|US20100212905 *||20 Ene 2010||26 Ago 2010||Weatherford/Lamb, Inc.||Method and system using zeta potential altering compositions as aggregating reagents for sand control|
|US20100252262 *||2 Abr 2009||7 Oct 2010||Clearwater International, Llc||Low concentrations of gas bubbles to hinder proppant settling|
|US20100305010 *||28 May 2009||2 Dic 2010||Clearwater International, Llc||High density phosphate brines and methods for making and using same|
|US20100311620 *||5 Jun 2009||9 Dic 2010||Clearwater International, Llc||Winterizing agents for oil base polymer slurries and method for making and using same|
|US20110001083 *||2 Jul 2009||6 Ene 2011||Clearwater International, Llc||Environmentally benign water scale inhibitor compositions and method for making and using same|
|US20110005756 *||8 Jul 2010||13 Ene 2011||Clearwater International, Llc||Use of zeta potential modifiers to decrease the residual oil saturation|
|US20110118155 *||17 Nov 2009||19 May 2011||Bj Services Company||Light-weight proppant from heat-treated pumice|
|US20110177982 *||4 Abr 2011||21 Jul 2011||Clearwater International, Llc, A Delaware Corporation||Apparatus, compositions, and methods of breaking fracturing fluids|
|US20140058686 *||22 Ago 2012||27 Feb 2014||Baker Hughes Corporation||Natural fracture injection test|
|EP2264119A1||25 May 2010||22 Dic 2010||Clearwater International LLC||High density phosphate brines and methods for making and using same|
|EP2374861A1||11 Abr 2011||12 Oct 2011||Clearwater International LLC||Compositions and method for breaking hydraulic fracturing fluids|
|WO1992006802A1 *||26 Sep 1991||30 Abr 1992||Mobil Oil Corporation||A method of disposing of drilling wastes|
|WO2011063004A1||17 Nov 2010||26 May 2011||Bj Services Company Llc||Light-weight proppant from heat-treated pumice|
|Clasificación de EE.UU.||166/297, 166/280.1, 166/278, 166/308.1|
|Clasificación internacional||E21B43/04, E21B43/26, E21B43/267, E21B43/119|
|Clasificación cooperativa||E21B43/267, E21B43/119, E21B43/26, E21B43/04|
|Clasificación europea||E21B43/26, E21B43/04, E21B43/119, E21B43/267|
|18 May 1981||AS||Assignment|
Owner name: MOBIL OIL CORPORATION, A CORP. OF N.Y.
Free format text: ASSIGNMENT OF ASSIGNORS INTEREST.;ASSIGNORS:MEDLIN WILLIAM L.;MULLINS LYNN D.;ZUMWALT GARY L.;REEL/FRAME:003853/0289

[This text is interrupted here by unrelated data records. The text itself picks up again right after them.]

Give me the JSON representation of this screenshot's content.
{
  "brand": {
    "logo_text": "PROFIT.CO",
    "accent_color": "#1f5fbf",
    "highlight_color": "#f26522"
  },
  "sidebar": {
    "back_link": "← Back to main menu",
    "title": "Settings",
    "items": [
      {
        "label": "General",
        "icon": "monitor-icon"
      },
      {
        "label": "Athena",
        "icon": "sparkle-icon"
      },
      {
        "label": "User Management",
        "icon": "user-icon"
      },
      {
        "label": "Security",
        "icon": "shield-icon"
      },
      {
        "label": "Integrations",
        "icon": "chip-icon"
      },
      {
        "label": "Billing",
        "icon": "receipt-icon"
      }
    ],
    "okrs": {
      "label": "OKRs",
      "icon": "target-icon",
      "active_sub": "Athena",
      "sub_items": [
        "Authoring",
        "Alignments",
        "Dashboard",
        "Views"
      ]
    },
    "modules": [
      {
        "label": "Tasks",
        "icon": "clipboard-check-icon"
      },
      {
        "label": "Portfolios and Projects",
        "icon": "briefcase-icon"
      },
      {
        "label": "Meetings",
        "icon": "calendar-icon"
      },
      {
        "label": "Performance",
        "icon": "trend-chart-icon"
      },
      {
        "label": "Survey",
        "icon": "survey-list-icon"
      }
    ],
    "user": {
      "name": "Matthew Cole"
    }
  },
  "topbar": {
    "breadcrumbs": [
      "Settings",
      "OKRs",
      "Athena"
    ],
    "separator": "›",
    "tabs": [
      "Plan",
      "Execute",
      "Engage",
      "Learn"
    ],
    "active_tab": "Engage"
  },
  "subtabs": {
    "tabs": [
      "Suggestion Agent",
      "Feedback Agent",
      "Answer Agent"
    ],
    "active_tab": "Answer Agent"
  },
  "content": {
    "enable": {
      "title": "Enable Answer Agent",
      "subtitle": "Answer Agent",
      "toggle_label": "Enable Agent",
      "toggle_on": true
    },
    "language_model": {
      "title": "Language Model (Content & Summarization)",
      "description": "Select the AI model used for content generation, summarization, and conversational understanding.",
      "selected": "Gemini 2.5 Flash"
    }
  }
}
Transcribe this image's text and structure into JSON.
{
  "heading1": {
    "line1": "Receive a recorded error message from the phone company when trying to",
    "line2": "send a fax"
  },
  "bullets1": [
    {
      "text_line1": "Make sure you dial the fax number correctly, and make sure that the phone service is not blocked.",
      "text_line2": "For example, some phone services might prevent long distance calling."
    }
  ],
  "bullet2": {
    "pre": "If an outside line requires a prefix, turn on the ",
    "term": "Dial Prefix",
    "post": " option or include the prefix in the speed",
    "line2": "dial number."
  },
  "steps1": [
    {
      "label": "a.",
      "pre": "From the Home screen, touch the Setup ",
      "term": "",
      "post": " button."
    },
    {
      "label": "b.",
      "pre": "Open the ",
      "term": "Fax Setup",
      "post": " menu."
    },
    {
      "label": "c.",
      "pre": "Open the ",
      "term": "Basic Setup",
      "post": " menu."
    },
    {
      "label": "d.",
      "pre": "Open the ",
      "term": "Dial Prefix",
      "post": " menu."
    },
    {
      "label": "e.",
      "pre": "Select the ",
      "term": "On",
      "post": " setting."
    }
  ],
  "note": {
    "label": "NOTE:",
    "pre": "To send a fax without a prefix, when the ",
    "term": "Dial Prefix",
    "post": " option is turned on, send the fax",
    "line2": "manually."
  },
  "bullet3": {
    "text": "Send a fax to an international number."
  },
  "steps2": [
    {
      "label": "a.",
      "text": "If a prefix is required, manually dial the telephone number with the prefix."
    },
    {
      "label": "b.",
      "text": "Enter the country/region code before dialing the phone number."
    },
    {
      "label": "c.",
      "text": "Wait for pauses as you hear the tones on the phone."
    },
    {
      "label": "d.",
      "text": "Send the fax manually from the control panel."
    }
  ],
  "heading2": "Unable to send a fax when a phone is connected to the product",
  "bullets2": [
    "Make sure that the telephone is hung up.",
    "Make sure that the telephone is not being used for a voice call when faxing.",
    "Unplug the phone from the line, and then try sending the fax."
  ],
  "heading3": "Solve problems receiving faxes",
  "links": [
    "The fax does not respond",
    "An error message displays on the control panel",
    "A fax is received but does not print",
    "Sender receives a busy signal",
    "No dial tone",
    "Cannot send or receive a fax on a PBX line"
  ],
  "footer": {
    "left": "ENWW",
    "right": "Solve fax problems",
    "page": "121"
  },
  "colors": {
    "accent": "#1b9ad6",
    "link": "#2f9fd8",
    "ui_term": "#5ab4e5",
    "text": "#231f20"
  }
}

Effective date: 19810506
|2 May 1986||FPAY||Fee payment|
Year of fee payment: 4
|29 Jun 1990||FPAY||Fee payment|
Year of fee payment: 8
|17 Jun 1994||FPAY||Fee payment|
Year of fee payment: 12